If your choir sings any kind of upbeat repertoire, you may have considered whether some movement might enhance their performance. In what circumstances is it a good idea to add a bit of boogying?
When I first started my choir I was open to many things and some of my early repertoire seemed to lend itself to a ‘step-clap’ here and there. As I practised the moves at home with the song, it all seemed to work very well. When I introduced the idea to my singers however, I learned a few things very quickly. The first is undoubtedly that there are some hard and fast rules to movement when singing:
- Everyone must go the same way;
- Everyone must clap at the same time;
- The repertoire should be known inside out before the movement is introduced.
For me, it was basically a bad idea. What had been a very nice song with lovely harmonies quickly became a disorganised mess, with people crashing into each other all over the place! Everyone was so focused on getting both the movement and singing right that everything looked and sounded very mediocre. From that moment on I decided not to use structured movement with my choir. Instead, I focus on making sure that everyone is thoroughly rehearsed and looks engaged and cheerful on stage.
That’s not to say that I don’t allow my singers to move a muscle. I am a great believer that singing is not just about the voice itself and is an acivity which should engage the whole body. Standing rigid when singing upbeat contemporary tunes just doesn’t work anyway. I’ve ditched any attempt at structured routines and instead have opted for relaxed natural movement from my singers when the song invites it.
I’ve found that this works very nicely for my choir and its demographic, but this is by no means set in stone. You know your choir and the kind of performances you do with them, so I think it’s really important that you decide if and what movement you want from them. For example, if you work with a children’s choir, often a bit of movement or some set moves can help them enjoy the music more and remember the lyrics if those moves correspond with them. And, obviously, there are whole genres of choral singing that incorporate more choreographed movement, such as show choirs.

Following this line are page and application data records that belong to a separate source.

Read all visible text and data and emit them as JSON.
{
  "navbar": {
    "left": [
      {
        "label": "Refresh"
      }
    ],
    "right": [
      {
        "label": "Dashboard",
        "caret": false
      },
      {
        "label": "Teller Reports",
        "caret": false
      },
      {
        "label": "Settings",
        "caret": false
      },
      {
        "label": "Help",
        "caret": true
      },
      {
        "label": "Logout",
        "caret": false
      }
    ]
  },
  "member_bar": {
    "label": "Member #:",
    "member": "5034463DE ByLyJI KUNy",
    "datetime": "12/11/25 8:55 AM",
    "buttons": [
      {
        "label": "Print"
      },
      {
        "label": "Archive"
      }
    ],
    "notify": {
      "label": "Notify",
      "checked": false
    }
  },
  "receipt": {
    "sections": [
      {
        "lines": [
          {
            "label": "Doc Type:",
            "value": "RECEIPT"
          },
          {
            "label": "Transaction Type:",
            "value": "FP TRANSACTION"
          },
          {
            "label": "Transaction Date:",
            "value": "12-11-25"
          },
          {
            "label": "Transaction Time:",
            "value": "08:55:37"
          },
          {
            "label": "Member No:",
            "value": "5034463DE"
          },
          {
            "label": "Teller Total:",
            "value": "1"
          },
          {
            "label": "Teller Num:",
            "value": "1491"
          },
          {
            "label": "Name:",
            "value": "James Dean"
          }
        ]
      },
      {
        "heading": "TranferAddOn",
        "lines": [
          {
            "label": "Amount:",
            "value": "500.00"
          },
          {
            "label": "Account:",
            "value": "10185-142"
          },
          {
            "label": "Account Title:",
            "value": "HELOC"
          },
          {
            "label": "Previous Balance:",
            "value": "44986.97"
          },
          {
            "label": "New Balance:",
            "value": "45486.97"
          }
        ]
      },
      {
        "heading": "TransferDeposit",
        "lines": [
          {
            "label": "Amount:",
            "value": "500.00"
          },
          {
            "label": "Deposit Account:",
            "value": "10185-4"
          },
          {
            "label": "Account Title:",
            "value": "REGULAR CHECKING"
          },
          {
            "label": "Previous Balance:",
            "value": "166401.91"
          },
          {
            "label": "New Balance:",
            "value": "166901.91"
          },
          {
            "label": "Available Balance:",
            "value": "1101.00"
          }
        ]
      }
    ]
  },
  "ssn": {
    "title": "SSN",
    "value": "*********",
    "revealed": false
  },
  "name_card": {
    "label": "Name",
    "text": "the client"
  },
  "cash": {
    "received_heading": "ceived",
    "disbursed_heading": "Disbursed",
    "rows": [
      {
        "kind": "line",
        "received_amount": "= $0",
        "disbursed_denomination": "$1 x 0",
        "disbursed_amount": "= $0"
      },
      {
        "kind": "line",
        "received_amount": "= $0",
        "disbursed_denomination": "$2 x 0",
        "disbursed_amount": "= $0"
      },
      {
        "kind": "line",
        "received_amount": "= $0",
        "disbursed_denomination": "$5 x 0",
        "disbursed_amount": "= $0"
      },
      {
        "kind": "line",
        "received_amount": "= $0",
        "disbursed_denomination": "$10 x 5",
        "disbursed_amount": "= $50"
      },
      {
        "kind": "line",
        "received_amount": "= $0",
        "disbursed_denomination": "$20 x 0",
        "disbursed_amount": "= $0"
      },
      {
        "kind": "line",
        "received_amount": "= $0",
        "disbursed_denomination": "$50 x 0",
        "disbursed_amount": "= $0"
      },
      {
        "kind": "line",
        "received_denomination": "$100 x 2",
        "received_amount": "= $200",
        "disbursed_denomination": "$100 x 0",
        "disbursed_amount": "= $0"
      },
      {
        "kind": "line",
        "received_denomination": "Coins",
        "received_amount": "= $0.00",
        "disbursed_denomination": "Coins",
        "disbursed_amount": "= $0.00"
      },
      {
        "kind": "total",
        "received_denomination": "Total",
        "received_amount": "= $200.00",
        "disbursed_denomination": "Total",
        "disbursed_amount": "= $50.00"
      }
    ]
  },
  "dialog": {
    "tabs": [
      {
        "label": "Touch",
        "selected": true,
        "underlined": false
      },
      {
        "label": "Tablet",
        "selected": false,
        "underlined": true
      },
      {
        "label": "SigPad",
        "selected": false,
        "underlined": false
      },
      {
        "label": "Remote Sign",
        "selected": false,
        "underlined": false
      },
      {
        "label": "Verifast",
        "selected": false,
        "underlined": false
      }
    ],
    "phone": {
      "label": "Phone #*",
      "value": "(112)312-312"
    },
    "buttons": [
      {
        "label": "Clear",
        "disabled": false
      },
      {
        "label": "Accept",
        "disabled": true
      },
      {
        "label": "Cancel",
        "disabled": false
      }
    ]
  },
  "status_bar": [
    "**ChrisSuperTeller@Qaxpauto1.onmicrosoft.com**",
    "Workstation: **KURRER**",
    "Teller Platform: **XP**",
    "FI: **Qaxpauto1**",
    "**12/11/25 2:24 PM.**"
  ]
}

If you do decide to go down the road of structured movement, I would definitely advise making sure the repertoire is word and note perfect before embarking on any choreography. I’d also suggest some clapping rhythm exercises during your warm-ups to get everyone moving in harmony.